Consequently, rather than colonize Taiwan, it could be argued that Taiwan colonized the ROC and the KMT by forcing both to become localized, and the need to win democratic elections only served to accentuate that transformation. As such, when Taiwanese come out and celebrate National Day, even if they’re wielding the Nationalist flag, in their heart what they’re celebrating is not some tenuous attachment to “the Mainland,” but Taiwan as an independent nation in its own right, built on the sediments of both its history as a colonial subject and as a people that reached out to the outside world to carve its distinct identity.
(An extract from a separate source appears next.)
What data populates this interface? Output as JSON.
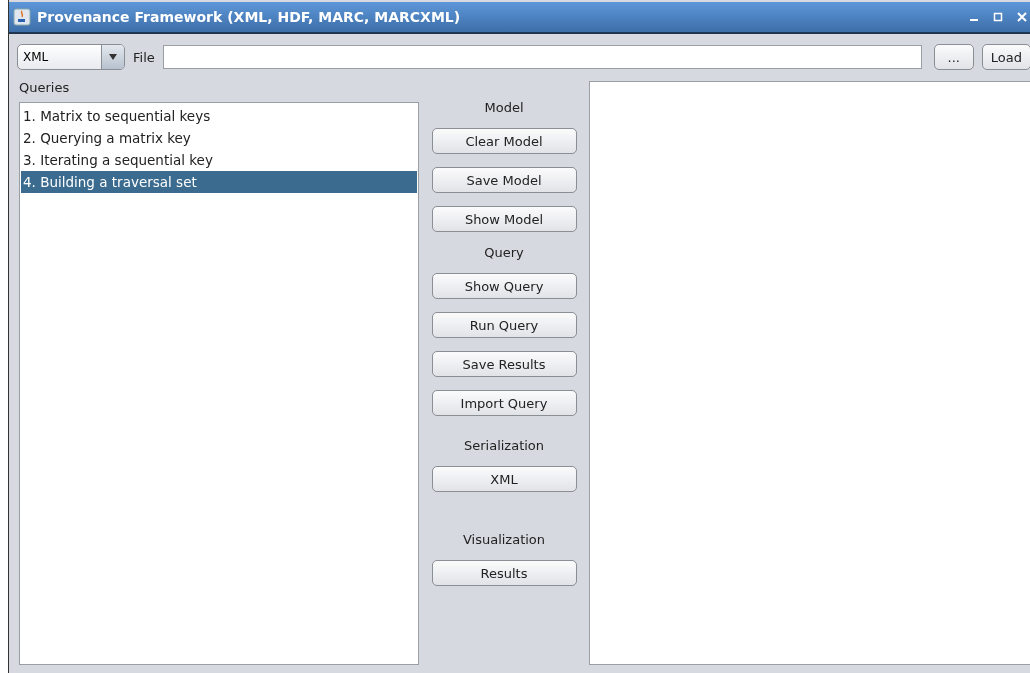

Taiwan is not unique in that respect. A fact little known to most, my home country, Canada, also celebrates its national day, on July 1, upon colonial foundations: On that day in 1867, the British North American Act, which united three colonies into the British Empire, was enacted. It then became Dominion Day (Jour de la Confédération in French), and only came to be known as Canada Day in 1982 (I was already seven at the time) following passage of the Canada Act. One would be challenged to find a single person among the hundreds of thousands of Canadians who celebrate every July 1 who, in his heart of hearts, does so out of lingering attachment to the old days of British rule. Times changed, identities changed; only the date remained. There’s no reason why it should be any different in Taiwan.
Happy National Day!